**Available data**
====================
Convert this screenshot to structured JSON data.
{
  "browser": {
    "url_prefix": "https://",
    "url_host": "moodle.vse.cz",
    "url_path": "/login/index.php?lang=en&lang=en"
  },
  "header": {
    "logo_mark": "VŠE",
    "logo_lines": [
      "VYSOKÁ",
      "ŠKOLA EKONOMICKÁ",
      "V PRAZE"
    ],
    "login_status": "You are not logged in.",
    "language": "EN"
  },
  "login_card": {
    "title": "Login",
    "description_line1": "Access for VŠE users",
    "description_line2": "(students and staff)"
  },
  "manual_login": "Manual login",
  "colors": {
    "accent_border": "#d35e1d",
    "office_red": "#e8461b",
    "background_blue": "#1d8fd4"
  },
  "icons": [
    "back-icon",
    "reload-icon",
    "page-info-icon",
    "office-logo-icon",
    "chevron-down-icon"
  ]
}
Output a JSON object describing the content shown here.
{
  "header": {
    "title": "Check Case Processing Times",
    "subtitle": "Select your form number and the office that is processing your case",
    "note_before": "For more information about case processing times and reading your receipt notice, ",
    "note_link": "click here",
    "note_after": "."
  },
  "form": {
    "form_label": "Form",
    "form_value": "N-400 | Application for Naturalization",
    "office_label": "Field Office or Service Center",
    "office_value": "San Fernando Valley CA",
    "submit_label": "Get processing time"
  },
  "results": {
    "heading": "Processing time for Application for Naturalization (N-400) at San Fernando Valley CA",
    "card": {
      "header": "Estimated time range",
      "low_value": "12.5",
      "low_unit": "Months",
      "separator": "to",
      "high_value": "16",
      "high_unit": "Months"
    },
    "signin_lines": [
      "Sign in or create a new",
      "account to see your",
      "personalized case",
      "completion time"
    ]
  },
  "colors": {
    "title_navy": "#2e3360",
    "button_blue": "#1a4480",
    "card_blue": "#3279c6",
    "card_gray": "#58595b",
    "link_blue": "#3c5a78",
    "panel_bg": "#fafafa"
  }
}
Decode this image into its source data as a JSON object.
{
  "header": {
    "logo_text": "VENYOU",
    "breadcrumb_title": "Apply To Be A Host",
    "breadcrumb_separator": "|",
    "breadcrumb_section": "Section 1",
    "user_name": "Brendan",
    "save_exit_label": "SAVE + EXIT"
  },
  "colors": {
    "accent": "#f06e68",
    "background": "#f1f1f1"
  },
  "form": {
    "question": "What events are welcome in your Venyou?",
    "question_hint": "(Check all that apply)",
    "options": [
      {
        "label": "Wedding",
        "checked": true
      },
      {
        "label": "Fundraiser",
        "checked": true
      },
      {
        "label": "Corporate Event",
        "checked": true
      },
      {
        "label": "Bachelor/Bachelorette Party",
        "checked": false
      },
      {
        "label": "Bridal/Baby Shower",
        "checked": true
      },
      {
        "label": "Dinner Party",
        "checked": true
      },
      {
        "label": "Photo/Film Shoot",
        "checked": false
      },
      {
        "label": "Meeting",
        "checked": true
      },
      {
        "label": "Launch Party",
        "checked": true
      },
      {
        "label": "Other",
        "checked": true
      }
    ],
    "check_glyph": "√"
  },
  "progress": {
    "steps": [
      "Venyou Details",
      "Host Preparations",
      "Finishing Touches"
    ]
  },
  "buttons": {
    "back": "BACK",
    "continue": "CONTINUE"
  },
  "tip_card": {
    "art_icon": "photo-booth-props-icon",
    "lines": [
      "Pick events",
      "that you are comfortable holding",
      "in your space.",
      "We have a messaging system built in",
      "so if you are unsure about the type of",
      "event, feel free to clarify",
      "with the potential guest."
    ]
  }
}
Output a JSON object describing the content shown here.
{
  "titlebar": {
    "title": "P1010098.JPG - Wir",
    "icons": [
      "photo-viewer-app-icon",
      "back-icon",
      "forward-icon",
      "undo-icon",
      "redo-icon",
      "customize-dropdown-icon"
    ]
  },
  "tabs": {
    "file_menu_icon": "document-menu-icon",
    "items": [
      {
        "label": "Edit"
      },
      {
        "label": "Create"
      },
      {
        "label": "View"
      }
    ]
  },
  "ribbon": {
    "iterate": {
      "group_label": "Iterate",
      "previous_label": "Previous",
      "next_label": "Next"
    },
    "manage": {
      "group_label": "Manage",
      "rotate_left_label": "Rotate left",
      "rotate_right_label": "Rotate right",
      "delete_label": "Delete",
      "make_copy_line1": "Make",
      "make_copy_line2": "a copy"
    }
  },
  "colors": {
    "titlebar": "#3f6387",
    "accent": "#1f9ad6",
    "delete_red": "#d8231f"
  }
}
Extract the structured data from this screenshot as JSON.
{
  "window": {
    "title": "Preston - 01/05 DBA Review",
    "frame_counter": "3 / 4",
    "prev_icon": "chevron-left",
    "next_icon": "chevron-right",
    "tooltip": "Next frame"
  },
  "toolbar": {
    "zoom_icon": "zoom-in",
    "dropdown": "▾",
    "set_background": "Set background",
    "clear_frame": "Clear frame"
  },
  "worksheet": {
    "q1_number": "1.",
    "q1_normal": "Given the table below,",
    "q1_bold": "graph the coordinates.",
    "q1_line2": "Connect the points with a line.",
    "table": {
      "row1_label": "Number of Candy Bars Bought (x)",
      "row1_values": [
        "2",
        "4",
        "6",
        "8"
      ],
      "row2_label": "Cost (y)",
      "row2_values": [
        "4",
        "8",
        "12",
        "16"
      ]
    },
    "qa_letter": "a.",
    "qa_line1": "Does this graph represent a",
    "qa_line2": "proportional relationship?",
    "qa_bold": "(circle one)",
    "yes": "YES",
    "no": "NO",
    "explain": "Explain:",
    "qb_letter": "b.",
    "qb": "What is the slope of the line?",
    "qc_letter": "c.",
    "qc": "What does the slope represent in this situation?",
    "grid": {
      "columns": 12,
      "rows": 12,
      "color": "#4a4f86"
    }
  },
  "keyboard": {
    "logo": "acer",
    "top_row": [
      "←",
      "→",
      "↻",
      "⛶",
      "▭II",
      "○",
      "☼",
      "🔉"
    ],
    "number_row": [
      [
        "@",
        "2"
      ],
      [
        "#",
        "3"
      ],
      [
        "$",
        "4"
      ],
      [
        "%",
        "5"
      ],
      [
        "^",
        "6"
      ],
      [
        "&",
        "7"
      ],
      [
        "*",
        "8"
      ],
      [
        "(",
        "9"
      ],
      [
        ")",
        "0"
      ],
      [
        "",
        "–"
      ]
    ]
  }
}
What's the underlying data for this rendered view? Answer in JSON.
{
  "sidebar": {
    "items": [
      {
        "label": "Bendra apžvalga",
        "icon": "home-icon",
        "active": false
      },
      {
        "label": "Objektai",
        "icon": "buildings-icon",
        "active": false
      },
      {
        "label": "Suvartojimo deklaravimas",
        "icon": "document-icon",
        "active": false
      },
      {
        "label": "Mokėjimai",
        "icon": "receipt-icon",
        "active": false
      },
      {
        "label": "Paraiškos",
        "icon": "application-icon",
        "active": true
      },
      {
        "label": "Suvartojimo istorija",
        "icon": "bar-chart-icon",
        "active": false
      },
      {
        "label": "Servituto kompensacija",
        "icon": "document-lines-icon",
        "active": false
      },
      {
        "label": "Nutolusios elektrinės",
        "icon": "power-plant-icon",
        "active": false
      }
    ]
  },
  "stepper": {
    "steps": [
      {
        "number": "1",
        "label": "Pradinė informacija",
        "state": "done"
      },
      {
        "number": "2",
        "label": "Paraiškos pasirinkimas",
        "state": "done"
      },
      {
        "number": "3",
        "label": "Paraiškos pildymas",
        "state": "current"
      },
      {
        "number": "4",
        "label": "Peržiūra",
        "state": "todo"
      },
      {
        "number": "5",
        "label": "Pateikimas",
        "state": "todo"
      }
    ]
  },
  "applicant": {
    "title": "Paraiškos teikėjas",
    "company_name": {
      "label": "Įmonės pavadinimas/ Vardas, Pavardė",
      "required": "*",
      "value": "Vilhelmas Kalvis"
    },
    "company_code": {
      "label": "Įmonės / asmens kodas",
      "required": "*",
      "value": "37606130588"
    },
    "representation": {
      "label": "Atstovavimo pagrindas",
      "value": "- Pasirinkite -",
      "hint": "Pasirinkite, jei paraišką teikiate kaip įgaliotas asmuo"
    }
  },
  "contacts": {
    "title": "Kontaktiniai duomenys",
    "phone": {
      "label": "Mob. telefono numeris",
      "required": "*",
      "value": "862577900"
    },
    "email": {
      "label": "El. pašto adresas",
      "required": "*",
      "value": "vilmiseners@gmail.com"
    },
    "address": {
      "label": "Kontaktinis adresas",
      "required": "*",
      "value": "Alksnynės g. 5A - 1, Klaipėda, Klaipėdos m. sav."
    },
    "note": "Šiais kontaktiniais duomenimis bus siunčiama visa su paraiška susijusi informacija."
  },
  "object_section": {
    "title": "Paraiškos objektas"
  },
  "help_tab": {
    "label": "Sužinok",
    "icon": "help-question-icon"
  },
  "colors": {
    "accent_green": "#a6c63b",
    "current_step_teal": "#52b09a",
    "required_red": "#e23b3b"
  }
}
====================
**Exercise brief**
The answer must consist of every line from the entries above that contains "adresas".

**Completed exercise**
      "label": "El. pašto adresas",
      "label": "Kontaktinis adresas",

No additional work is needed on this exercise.